|Ross River Meatworks, date unknown, Townsville Albums, NQ Photographic Collection ID 4638|
In her book “Arctic Regions in a Torrid Zone”, Dawn May describes how, early one morning, a group of men deliberately set loose and stampeded the cattle. Following the arrest of ringleaders, Pierce Carney and Mick Kelly, their enraged fellow-workers made their way to the “Tree of Knowledge”, on the corner of Denham and Flinders Street. From here, inflamed by speeches and alcohol, they reportedly broke into a gunshop before marching on the watch house (adjacent to the present Court House theatre) where the arrested men were being held.
It was at this point that the diminutive but feisty Sister Alice – sister-in-charge of St Anne’s School – became involved. A recent publication tells the tale. In 1919 the newly-established St Anne’s (now the Cathedral School) was located across the road from the watch-house. The Spanish flu pandemic was raging and the nuns were providing hospital care for victims, many of whom were housed on the school’s verandahs. When sounds of protest and the singing of the Red Flag disturbed the quiet Sunday evening, Sisters Alice and Frances hurried to the school gate. Even when shooting broke out Sister Alice remained outside trying to move her patients to safety. Before long a man wounded in the conflict was brought for her care and to her surprise she learned that one of the ringleaders had already been admitted as an influenza patient. According to Sister Frances, whose narrative is included in Ray Geise’s history, this man claimed to be Mick Kelly, a fact which, if true, would give a surprising twist to the more conventional accounts of the incident.
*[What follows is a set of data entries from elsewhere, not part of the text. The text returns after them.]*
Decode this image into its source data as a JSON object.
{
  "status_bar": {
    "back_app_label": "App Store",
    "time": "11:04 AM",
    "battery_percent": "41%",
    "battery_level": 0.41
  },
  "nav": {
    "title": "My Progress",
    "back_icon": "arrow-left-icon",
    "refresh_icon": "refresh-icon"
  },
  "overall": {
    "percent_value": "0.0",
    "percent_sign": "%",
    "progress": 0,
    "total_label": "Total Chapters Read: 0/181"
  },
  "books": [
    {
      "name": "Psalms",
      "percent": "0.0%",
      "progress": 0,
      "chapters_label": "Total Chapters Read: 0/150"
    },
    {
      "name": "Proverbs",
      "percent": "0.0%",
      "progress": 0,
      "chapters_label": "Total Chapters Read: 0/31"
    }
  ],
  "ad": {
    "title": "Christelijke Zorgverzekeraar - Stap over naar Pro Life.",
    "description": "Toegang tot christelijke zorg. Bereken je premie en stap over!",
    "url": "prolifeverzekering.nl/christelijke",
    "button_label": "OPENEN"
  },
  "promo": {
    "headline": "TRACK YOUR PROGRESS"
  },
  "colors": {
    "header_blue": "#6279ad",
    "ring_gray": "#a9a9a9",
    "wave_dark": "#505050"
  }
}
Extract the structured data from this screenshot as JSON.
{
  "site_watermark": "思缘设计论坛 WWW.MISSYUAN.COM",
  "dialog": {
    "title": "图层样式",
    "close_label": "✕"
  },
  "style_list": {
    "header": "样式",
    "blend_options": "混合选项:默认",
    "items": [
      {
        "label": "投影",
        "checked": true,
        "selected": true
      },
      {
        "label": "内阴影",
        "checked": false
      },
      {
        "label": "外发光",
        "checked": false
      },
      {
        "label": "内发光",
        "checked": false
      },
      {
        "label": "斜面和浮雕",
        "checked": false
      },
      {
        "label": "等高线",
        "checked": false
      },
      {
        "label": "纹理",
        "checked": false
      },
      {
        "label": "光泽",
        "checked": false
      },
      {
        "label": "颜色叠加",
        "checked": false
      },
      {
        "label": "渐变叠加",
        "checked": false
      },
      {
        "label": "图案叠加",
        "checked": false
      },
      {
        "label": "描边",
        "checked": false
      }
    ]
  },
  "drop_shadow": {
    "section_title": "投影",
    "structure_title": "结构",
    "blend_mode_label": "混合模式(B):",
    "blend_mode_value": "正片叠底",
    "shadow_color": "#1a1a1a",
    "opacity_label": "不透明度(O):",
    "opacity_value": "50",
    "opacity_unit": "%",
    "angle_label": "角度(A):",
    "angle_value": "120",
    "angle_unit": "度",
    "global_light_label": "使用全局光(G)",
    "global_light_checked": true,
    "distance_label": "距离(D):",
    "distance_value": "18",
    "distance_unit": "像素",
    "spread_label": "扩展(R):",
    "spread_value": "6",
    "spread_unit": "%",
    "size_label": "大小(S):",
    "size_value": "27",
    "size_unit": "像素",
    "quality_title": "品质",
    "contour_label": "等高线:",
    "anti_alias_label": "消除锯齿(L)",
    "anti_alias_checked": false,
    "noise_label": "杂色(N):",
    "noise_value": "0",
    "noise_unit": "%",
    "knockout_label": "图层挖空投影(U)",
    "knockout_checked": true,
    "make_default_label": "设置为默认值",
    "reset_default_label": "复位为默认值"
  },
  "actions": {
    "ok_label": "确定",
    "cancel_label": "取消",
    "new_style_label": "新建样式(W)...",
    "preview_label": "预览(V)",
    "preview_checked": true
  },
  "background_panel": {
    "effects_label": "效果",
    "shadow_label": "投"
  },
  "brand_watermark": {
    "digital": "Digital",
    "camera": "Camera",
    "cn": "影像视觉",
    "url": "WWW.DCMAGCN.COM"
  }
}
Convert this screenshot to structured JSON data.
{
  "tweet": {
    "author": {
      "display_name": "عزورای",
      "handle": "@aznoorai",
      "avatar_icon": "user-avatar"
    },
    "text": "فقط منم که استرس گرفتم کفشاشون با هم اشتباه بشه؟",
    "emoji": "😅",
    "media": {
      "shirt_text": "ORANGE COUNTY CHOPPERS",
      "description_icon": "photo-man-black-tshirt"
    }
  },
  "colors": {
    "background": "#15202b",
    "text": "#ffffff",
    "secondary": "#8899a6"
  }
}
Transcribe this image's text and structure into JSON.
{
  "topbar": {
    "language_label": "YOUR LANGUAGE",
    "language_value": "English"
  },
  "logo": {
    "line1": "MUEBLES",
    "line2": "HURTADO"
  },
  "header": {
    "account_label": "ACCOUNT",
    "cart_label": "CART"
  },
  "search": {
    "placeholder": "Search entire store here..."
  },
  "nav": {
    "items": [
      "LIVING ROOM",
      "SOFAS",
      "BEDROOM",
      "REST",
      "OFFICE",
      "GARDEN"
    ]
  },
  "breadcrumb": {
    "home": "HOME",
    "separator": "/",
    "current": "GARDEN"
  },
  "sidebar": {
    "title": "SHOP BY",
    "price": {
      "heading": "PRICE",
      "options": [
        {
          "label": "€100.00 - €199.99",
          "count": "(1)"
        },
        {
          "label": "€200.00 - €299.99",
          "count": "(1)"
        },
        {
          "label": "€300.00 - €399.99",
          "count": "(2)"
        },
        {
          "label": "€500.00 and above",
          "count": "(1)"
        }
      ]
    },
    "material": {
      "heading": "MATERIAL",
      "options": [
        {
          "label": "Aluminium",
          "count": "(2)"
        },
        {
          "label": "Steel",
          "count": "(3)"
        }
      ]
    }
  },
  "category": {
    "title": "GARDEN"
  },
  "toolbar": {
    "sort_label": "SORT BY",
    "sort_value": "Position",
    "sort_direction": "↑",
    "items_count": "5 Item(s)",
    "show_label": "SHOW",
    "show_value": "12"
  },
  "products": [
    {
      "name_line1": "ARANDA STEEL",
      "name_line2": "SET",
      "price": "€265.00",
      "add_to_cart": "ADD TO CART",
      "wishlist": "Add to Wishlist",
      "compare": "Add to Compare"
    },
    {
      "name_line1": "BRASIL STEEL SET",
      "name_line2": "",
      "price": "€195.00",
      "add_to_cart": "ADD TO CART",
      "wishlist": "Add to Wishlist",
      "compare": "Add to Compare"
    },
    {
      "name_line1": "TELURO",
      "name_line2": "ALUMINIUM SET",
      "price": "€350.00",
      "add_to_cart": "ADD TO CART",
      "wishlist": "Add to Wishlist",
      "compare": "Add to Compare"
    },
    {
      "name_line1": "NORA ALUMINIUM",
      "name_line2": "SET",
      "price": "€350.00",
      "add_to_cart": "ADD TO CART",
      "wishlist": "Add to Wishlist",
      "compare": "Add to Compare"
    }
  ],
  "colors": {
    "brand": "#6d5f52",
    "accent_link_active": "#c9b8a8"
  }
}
|Sister Alice, at left. Cathedral School Album, NQ Photographic Collection ID 9303|
|Flinders street in Townsville with Tree of knowledge, at right. W. J. Laurie Album, 1912, NQ Photographic Collection ID 156|